Steven Planinic in the Garage 88 Mitsubishi Evo – 1:47.5950


Darrin Morice in the RTR Subaru BRZ – 1:47.1020


Siev Gour in the Ton Legal Honda Civic – 1:46.3140


Stuart Rankin in his Toyota Supra – 1:47.997.


Laurence Gleeson in the Team Lori – Walk for a Cure Nissan Bluebird – 1:49.0730


Thomas Bullock in the Team Honed Honda CRX – 1:50.1190


Vel Tomic in the Insight Motorsports / SPMR Honda Civic – 1:55.5848


Mark Collingwood in the Automotive Plus Mazda MX5 – 1:55.6970


Adam Clarke in the Dragcarfab Nissan R33 GTST – 1:58.649.


Anthony Halwagy in the U.G. Racing Honda Civic – 1:54.518.


Alan Chea in The-Lowdown Mitsubishi Evo V – 1:54.494.

Helpful Links

arrow  Relive all the action: Watch the 2015 Live Re-Stream
arrow  2015 WTAC Highlights: Tilton’s Winning Lap
arrow  2015 WTAC Highlights: Sigsworth’s Pro Am Winning Lap
arrow  Understanding WTAC: Rules, aerodynamics and control tyres explained 

Midnight Heroes

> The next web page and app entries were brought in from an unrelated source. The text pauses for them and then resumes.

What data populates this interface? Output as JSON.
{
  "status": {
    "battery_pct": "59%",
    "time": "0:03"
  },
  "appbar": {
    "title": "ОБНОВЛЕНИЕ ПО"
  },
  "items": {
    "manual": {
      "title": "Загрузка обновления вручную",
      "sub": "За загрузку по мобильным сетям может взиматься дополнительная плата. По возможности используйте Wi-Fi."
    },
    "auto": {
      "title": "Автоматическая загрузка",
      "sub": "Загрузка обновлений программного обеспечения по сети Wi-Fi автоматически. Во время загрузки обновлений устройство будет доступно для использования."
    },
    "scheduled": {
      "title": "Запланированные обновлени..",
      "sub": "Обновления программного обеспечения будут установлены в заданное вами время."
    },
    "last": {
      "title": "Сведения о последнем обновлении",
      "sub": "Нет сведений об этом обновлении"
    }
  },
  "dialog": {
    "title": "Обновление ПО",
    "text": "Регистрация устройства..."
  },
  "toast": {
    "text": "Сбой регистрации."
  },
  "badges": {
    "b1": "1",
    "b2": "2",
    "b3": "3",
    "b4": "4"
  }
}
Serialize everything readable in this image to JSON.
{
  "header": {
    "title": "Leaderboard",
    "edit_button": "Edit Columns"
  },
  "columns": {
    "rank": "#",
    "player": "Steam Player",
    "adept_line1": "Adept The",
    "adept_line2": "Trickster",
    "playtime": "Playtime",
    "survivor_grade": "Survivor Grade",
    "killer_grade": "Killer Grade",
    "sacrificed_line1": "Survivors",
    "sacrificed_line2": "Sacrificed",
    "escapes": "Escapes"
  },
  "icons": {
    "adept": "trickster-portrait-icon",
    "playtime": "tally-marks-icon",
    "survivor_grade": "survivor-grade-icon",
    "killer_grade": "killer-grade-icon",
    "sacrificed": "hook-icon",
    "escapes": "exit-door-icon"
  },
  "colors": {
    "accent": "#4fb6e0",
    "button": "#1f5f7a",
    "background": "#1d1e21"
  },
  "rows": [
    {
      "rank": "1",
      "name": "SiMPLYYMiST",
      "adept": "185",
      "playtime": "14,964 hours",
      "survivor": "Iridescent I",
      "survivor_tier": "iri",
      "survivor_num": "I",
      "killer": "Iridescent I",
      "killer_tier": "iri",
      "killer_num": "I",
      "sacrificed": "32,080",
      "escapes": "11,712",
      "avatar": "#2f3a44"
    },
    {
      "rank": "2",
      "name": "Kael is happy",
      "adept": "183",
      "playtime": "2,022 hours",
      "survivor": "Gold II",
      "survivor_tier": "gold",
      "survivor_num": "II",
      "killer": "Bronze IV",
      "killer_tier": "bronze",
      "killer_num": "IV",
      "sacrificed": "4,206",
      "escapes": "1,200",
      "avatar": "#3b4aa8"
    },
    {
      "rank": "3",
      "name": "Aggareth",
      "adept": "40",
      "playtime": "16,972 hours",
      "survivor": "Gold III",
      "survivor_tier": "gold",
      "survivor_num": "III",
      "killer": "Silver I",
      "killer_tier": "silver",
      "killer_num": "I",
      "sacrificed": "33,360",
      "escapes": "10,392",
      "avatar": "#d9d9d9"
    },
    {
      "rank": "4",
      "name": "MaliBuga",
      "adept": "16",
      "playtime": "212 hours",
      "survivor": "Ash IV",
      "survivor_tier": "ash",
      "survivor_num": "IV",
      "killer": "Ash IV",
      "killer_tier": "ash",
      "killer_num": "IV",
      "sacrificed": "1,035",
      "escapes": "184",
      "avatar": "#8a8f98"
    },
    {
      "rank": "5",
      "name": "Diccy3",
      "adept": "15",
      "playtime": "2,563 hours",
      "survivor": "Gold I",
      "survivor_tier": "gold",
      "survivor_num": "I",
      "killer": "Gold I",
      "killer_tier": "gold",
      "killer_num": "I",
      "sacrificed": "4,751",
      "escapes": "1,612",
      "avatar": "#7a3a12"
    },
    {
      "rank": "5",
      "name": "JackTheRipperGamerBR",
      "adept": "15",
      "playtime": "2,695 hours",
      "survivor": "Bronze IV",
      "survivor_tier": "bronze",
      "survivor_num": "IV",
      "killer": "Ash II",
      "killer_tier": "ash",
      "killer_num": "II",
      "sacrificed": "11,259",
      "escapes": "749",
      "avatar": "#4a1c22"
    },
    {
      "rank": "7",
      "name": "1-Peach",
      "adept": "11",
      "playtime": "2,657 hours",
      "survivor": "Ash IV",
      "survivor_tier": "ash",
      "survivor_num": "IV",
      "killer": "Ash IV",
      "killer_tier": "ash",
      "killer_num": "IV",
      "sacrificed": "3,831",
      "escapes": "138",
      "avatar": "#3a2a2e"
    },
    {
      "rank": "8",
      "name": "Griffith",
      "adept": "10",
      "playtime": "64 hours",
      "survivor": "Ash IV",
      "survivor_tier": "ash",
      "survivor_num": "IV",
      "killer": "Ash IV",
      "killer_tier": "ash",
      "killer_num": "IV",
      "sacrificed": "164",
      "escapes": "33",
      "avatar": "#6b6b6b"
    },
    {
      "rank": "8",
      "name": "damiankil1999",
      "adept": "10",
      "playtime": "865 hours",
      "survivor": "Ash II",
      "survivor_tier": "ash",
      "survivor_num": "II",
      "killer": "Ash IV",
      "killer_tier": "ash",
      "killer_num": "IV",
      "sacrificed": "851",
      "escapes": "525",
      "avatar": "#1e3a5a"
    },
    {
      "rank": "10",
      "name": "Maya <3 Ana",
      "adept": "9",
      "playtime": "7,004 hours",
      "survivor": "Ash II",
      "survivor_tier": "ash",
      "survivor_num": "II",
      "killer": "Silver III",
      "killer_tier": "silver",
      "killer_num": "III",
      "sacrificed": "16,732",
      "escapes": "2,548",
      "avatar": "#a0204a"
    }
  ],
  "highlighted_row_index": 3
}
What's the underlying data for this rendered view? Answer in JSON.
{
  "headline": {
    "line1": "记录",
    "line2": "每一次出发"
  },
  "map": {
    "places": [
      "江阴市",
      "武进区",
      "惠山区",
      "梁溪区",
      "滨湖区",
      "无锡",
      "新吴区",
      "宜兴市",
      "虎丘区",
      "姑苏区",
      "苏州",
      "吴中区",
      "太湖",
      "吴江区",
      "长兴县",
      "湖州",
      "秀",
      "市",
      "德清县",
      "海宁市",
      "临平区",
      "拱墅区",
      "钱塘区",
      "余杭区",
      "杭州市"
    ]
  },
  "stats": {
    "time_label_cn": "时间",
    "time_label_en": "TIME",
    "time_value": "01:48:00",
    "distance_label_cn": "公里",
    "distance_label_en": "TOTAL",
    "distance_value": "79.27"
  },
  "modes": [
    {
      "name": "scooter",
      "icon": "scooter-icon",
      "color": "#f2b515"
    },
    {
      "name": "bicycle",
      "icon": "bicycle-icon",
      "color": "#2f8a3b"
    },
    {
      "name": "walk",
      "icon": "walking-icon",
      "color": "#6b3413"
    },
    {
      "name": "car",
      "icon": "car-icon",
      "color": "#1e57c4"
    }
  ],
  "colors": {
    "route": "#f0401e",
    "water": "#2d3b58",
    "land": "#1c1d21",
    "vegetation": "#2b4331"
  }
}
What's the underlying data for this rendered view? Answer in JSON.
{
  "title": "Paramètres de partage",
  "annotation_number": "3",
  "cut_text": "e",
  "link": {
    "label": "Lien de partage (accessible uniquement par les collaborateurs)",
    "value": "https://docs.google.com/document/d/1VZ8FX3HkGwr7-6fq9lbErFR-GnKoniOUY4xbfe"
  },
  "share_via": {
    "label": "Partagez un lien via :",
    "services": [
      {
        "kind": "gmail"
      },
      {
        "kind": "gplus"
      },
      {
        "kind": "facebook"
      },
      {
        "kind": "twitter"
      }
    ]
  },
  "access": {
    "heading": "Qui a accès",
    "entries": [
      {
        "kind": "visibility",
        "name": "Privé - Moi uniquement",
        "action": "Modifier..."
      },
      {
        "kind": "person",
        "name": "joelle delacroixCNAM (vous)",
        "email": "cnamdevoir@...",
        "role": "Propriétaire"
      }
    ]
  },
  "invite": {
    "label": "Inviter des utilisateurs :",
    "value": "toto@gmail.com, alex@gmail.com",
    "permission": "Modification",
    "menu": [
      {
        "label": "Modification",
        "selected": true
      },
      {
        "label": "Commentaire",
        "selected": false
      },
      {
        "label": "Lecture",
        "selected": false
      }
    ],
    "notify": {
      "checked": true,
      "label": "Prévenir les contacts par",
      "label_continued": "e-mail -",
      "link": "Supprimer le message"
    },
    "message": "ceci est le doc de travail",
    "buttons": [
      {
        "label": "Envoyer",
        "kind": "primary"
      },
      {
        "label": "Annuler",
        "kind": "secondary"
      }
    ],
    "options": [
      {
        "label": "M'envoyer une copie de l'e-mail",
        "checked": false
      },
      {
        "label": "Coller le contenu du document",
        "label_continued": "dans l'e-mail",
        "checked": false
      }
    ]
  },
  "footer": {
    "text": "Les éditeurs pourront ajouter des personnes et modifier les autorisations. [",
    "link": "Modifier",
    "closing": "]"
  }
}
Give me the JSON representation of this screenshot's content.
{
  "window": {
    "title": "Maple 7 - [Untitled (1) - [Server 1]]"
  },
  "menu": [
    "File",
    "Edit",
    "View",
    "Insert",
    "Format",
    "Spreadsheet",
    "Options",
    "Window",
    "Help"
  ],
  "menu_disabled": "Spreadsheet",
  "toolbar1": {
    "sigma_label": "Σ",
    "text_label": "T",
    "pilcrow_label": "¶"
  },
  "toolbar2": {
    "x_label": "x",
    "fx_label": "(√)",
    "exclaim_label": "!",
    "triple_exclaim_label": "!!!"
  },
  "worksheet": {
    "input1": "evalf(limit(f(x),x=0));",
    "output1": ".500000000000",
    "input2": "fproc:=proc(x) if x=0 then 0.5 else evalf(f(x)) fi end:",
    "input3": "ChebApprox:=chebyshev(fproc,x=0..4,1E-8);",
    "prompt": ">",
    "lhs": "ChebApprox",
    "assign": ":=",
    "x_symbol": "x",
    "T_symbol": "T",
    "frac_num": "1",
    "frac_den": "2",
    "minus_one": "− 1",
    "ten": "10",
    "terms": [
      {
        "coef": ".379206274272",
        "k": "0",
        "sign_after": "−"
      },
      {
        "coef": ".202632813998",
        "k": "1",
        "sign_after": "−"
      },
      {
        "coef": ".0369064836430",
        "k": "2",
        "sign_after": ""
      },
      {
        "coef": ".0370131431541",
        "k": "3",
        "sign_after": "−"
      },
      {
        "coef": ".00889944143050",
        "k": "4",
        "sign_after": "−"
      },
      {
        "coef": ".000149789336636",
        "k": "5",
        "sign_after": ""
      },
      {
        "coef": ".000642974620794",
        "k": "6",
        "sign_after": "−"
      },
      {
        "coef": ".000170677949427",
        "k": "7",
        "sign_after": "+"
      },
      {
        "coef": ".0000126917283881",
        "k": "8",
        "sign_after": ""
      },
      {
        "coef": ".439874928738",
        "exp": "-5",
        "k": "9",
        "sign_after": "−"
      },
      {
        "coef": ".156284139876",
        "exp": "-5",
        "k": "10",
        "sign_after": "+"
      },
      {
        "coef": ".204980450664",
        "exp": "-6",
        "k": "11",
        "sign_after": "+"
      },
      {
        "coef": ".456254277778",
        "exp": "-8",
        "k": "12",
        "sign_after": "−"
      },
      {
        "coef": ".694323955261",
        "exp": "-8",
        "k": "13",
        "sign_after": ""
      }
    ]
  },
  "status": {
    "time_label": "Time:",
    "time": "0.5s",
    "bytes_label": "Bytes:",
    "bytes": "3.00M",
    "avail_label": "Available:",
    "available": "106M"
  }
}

They say nothing shows your true character like your actions when faced with adversity. Last night we saw the true character of Scorch Racing and LYFE Motorsport teams and it was truly inspirational.


Much to everyone’s horror, Suzuki-san didn’t complete his last session on Friday and had to be towed back to his garage. The diagnosis did not come till a couple of hours later – bent valves amongst a few other things.


Without the slightest sign of hesitation the team immediately got to work replacing the engine with their back-up unit. When we dropped by the Scorch garage, around 1am this morning, Suzuki-san just gave us a quick nod and said: “We’ll be ready!”


True to his word, at 4:30am the car fired up with its new engine in place.


Scorch Racing S15 Silvia will indeed be ready for the first morning session on Saturday!


Another team burning the midnight oil were LYFE Motorsport. “We were gutted when we lost our engine” said Cole Powelson, “but there’s no way we were going to let our fans, our sponsors and all the spectators down.”


The team managed to secure a replacement engine and were hard at work throughout the night replacing its fatally wounded motor with a new one. “We knew knew it was going to be an all-nighter, but at the same time we knew that it had to be done.”


At 5:50am on Saturday morning LYFE Motorsport R35 GTR started and drove up and down the pit lane.

Scorch Racing and LYFE Motorsport – we take our hats off to you. This is what this event is all about. This is the true spirit of motorsport. This is World Time Attack Challenge.

Support these guys by cheering them on today and send your messages of support to the official WTAC Facebook Page.  Now let’s get today’s proceedings under way!